December 26th: in many homes, the children will play with the gifts found the day before under the tree while adults will finish New Year’s Eve leftovers.
Like every year, for many people, December 26th will be the day after Christmas.
But December 26th is also the date of the terrible tsunami that ravaged several coasts of the Indian Ocean. This year, the commemoration will be even more symbolic since it will mark the tenth anniversary of a tragedy that claimed the lives of more than 230,000 people.
The question of whether or not we should commemorate the tragedy sparked heated discussions among us.
At first, it seemed insensitive or downright inappropriate to deal with such a tragedy in the context of a cooking blog. How to go from writing about such a disaster to the recipe of a dish typical of this region of the world without flirting with futility?
What finally convinced us to choose this theme is that the fidelity of our editorial policy is the most authentic and most sincere tribute to these populations who suffered so much – some of which are still suffering the effects of the tragedy.
To transmit and perpetuate their traditional recipes is a way to promote and honor the culture of these countries.
This week, we are therefore featuring Indonesia. Once again! Indonesian cuisine is actually rich and varied and it offers plenty of choices, both savory and sweet.
There is not one restaurant or hotel in Indonesia that doesn’t offer this vegetarian salad sometimes garnished with tofu like here, other times with hard-boiled eggs or even with tempeh, a fermented soy specialty.
What is particularly interesting about this recipe is not so much the vegetables that compose it, which can vary with the seasons, but the peanut sauce that accompanies this salad that is so characteristic of Indonesian cuisine.
There are several versions of this sauce with ingredients and proportions that can be vary widely. However, the flavor that is always predominant is the one of peanut.
There are two schools of thought when it comes to how to taste gado gado. Some people will say that the sauce accompanying the gado gado should be served warm. Others would say that it must be consumed very cold.
Just try and decide which one is right for you. I personally still haven’t made up my mind! I will therefore continue to prepare gado gado in the coming weeks just to finish this comparative study of the utmost importance. Indeed!
Recipe of Gado Gado
Preparation time: 45 minutes
Cooking time: 35 minutes
Ingredients (4 people)
- 1/2 lb green beans, trimmed
1/2 lb bean sprouts
1/2 lb white cabbage, shredded
4 small cucumbers or 1 large
1 package firm tofu
For the sauce
- 2 cups peanuts, unsalted with skin
1 1-inch piece of galangal, peeled and finely cut
2 macadamia nuts
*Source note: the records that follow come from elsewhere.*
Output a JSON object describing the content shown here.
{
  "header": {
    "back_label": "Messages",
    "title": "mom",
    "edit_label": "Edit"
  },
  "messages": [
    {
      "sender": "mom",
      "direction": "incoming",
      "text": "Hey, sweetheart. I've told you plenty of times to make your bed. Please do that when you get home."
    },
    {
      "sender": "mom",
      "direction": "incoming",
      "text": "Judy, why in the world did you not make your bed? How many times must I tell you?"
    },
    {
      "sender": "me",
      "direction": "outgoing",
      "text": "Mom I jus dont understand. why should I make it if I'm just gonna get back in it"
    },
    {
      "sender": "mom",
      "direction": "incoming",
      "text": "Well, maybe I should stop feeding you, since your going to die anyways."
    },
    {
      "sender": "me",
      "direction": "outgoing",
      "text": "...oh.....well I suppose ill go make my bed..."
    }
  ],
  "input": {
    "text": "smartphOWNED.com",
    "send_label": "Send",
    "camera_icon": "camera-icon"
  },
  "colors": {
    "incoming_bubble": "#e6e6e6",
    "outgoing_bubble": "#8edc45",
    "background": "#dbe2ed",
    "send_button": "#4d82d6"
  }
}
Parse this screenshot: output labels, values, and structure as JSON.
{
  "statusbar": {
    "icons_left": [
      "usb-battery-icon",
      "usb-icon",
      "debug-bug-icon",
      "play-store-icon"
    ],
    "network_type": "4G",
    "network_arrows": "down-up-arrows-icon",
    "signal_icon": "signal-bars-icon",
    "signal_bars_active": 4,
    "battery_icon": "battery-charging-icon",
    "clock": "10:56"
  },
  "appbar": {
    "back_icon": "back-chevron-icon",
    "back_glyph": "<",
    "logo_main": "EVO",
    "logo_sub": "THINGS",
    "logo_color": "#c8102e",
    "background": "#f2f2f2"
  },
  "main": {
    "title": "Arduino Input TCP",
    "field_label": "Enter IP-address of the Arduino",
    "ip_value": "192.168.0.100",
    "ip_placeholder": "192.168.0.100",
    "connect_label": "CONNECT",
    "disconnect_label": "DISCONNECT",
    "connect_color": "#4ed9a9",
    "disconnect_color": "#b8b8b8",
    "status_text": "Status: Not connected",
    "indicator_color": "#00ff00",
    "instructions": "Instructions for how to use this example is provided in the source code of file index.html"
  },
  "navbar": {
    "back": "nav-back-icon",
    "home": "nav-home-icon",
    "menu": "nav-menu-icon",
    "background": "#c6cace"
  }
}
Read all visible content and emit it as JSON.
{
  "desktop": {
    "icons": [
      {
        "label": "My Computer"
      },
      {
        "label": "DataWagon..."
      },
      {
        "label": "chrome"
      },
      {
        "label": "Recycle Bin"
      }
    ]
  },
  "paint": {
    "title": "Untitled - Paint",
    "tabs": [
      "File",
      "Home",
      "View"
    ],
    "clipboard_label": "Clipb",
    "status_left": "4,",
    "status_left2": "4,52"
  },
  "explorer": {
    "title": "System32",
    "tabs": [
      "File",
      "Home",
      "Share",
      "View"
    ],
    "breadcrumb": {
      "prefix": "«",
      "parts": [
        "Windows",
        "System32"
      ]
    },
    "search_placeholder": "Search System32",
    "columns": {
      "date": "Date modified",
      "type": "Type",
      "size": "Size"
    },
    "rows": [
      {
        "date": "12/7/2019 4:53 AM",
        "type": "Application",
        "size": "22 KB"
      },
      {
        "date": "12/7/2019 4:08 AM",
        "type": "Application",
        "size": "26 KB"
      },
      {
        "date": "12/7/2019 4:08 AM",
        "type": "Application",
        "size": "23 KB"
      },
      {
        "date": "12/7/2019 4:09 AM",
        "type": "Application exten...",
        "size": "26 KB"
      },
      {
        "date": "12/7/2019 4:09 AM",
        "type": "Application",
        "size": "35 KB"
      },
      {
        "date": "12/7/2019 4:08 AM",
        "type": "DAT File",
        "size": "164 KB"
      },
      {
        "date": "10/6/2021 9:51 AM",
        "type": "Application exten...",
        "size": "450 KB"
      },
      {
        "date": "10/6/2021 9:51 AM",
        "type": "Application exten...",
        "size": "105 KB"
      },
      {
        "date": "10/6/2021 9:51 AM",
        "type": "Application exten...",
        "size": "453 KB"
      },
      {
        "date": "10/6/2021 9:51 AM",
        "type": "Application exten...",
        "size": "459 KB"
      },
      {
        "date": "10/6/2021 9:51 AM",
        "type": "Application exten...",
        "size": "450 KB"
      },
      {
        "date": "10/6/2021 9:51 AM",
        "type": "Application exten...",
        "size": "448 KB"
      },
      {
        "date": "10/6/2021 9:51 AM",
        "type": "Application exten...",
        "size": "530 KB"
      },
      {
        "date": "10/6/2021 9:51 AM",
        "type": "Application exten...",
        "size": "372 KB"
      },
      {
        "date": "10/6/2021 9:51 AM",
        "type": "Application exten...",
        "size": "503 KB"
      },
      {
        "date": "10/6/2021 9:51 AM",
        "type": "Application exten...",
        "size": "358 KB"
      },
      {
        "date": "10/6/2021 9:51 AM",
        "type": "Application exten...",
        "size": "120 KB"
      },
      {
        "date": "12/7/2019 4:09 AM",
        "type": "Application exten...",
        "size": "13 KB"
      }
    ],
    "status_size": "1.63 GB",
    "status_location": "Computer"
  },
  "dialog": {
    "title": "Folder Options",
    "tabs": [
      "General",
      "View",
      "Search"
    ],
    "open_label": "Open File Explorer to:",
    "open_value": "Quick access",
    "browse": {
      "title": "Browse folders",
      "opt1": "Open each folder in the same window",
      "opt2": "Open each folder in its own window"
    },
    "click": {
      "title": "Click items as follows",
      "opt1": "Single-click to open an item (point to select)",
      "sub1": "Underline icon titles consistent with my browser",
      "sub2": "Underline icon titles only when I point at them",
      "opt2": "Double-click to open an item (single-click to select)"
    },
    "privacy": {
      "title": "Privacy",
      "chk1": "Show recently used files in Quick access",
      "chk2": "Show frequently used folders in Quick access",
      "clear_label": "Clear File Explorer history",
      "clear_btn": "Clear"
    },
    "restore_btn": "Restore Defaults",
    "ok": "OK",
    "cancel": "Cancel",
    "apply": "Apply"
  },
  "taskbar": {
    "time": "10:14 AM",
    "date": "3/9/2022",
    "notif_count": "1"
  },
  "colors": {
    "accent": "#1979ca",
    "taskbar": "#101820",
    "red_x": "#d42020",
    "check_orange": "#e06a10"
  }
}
2 garlic cloves, peeled
1 hot pepper, seeded and minced
1/2 tomato, diced
10 tablespoons kecap manis or sweet soy sauce
Juice of 1-1/2 lime
1 cup water
First, prepare the sauce by toasting the peanuts with skin in a hot pan with a little oil. Stir frequently and stop as soon as they get some color.
Mix the peanuts, garlic, macadamia nuts, galangal, chili and tomato with a pestle and mortar or in a blender to obtain a homogeneous paste.
Dilute by stirring the paste with the water on low heat in a pan. Add Kecap Manis sauce or sweet soy sauce, salt and drizzle with lemon juice.
Stir over low heat for about ten minutes. Cool.
Cook the green beans in salted boiling water for 7 minutes. Soak in a container with cold water and ice, then drain thoroughly.
Immerse the bean sprouts in salted boiling water less than a minute to blanch. Run them under cold water to stop the cooking and finally drain.
Do the same with the cabbage.
Wash and peel both cucumbers leaving alternate strips of skin. Cut ¼-inch slices.
Dice tofu. Sauté the tofu in a pan with hot vegetable oil to lightly brown on all sides.
Combine all the ingredients on plates and let each guest add the desired amount of sauce.